▶ **Problem to work on**
Every record below is to be reproduced exactly.

▶ **Provided information**
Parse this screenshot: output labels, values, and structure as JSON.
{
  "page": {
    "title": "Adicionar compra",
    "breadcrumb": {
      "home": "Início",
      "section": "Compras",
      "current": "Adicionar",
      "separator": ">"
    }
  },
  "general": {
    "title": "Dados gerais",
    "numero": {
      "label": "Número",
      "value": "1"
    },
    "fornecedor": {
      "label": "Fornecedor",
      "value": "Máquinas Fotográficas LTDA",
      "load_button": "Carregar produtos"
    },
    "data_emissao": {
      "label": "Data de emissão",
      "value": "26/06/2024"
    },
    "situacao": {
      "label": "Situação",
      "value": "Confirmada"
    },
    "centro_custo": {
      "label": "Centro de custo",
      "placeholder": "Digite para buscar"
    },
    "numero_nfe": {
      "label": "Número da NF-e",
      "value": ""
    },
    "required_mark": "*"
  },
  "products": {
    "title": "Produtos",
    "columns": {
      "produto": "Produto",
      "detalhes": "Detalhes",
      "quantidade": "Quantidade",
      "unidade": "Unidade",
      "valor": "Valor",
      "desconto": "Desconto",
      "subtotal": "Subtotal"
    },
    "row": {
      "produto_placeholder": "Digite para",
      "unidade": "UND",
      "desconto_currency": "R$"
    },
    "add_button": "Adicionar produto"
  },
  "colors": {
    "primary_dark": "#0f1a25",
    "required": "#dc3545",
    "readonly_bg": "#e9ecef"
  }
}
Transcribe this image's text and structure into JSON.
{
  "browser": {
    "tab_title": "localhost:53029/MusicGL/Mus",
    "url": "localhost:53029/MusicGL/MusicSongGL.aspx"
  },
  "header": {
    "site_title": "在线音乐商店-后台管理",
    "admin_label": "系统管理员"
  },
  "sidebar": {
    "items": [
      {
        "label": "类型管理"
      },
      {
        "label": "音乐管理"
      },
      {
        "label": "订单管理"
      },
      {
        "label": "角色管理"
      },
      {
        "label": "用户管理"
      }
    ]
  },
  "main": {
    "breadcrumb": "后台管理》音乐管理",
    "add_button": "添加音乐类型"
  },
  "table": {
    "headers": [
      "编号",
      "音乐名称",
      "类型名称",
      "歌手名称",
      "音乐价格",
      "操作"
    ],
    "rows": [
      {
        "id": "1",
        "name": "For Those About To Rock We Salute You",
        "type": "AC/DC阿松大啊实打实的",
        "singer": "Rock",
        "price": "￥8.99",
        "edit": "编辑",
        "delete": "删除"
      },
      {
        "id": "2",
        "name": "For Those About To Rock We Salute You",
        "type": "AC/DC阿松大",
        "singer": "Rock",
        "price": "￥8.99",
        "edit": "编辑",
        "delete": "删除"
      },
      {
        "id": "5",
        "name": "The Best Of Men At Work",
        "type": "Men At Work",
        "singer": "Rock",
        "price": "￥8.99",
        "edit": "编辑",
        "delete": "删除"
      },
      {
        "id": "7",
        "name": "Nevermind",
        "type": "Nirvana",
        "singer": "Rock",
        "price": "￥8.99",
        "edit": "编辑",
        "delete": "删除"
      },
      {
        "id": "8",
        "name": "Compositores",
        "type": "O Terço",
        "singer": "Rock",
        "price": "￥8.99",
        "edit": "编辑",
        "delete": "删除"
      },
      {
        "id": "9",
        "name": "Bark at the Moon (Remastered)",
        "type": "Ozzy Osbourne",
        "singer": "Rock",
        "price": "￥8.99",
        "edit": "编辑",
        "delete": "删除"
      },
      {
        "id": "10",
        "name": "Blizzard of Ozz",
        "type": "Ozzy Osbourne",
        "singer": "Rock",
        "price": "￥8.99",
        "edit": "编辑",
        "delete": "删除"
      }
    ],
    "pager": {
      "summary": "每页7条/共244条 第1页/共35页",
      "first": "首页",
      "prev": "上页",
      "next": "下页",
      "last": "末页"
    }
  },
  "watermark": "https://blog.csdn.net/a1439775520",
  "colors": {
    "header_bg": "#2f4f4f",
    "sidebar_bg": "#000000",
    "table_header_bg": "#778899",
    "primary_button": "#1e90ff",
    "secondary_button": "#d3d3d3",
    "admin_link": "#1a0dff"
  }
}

▶ **The completed task**
Parse this screenshot: output labels, values, and structure as JSON.
{
  "page": {
    "title": "Adicionar compra",
    "breadcrumb": {
      "home": "Início",
      "section": "Compras",
      "current": "Adicionar",
      "separator": ">"
    }
  },
  "general": {
    "title": "Dados gerais",
    "numero": {
      "label": "Número",
      "value": "1"
    },
    "fornecedor": {
      "label": "Fornecedor",
      "value": "Máquinas Fotográficas LTDA",
      "load_button": "Carregar produtos"
    },
    "data_emissao": {
      "label": "Data de emissão",
      "value": "26/06/2024"
    },
    "situacao": {
      "label": "Situação",
      "value": "Confirmada"
    },
    "centro_custo": {
      "label": "Centro de custo",
      "placeholder": "Digite para buscar"
    },
    "numero_nfe": {
      "label": "Número da NF-e",
      "value": ""
    },
    "required_mark": "*"
  },
  "products": {
    "title": "Produtos",
    "columns": {
      "produto": "Produto",
      "detalhes": "Detalhes",
      "quantidade": "Quantidade",
      "unidade": "Unidade",
      "valor": "Valor",
      "desconto": "Desconto",
      "subtotal": "Subtotal"
    },
    "row": {
      "produto_placeholder": "Digite para",
      "unidade": "UND",
      "desconto_currency": "R$"
    },
    "add_button": "Adicionar produto"
  },
  "colors": {
    "primary_dark": "#0f1a25",
    "required": "#dc3545",
    "readonly_bg": "#e9ecef"
  }
}
Transcribe this image's text and structure into JSON.
{
  "browser": {
    "tab_title": "localhost:53029/MusicGL/Mus",
    "url": "localhost:53029/MusicGL/MusicSongGL.aspx"
  },
  "header": {
    "site_title": "在线音乐商店-后台管理",
    "admin_label": "系统管理员"
  },
  "sidebar": {
    "items": [
      {
        "label": "类型管理"
      },
      {
        "label": "音乐管理"
      },
      {
        "label": "订单管理"
      },
      {
        "label": "角色管理"
      },
      {
        "label": "用户管理"
      }
    ]
  },
  "main": {
    "breadcrumb": "后台管理》音乐管理",
    "add_button": "添加音乐类型"
  },
  "table": {
    "headers": [
      "编号",
      "音乐名称",
      "类型名称",
      "歌手名称",
      "音乐价格",
      "操作"
    ],
    "rows": [
      {
        "id": "1",
        "name": "For Those About To Rock We Salute You",
        "type": "AC/DC阿松大啊实打实的",
        "singer": "Rock",
        "price": "￥8.99",
        "edit": "编辑",
        "delete": "删除"
      },
      {
        "id": "2",
        "name": "For Those About To Rock We Salute You",
        "type": "AC/DC阿松大",
        "singer": "Rock",
        "price": "￥8.99",
        "edit": "编辑",
        "delete": "删除"
      },
      {
        "id": "5",
        "name": "The Best Of Men At Work",
        "type": "Men At Work",
        "singer": "Rock",
        "price": "￥8.99",
        "edit": "编辑",
        "delete": "删除"
      },
      {
        "id": "7",
        "name": "Nevermind",
        "type": "Nirvana",
        "singer": "Rock",
        "price": "￥8.99",
        "edit": "编辑",
        "delete": "删除"
      },
      {
        "id": "8",
        "name": "Compositores",
        "type": "O Terço",
        "singer": "Rock",
        "price": "￥8.99",
        "edit": "编辑",
        "delete": "删除"
      },
      {
        "id": "9",
        "name": "Bark at the Moon (Remastered)",
        "type": "Ozzy Osbourne",
        "singer": "Rock",
        "price": "￥8.99",
        "edit": "编辑",
        "delete": "删除"
      },
      {
        "id": "10",
        "name": "Blizzard of Ozz",
        "type": "Ozzy Osbourne",
        "singer": "Rock",
        "price": "￥8.99",
        "edit": "编辑",
        "delete": "删除"
      }
    ],
    "pager": {
      "summary": "每页7条/共244条 第1页/共35页",
      "first": "首页",
      "prev": "上页",
      "next": "下页",
      "last": "末页"
    }
  },
  "watermark": "https://blog.csdn.net/a1439775520",
  "colors": {
    "header_bg": "#2f4f4f",
    "sidebar_bg": "#000000",
    "table_header_bg": "#778899",
    "primary_button": "#1e90ff",
    "secondary_button": "#d3d3d3",
    "admin_link": "#1a0dff"
  }
}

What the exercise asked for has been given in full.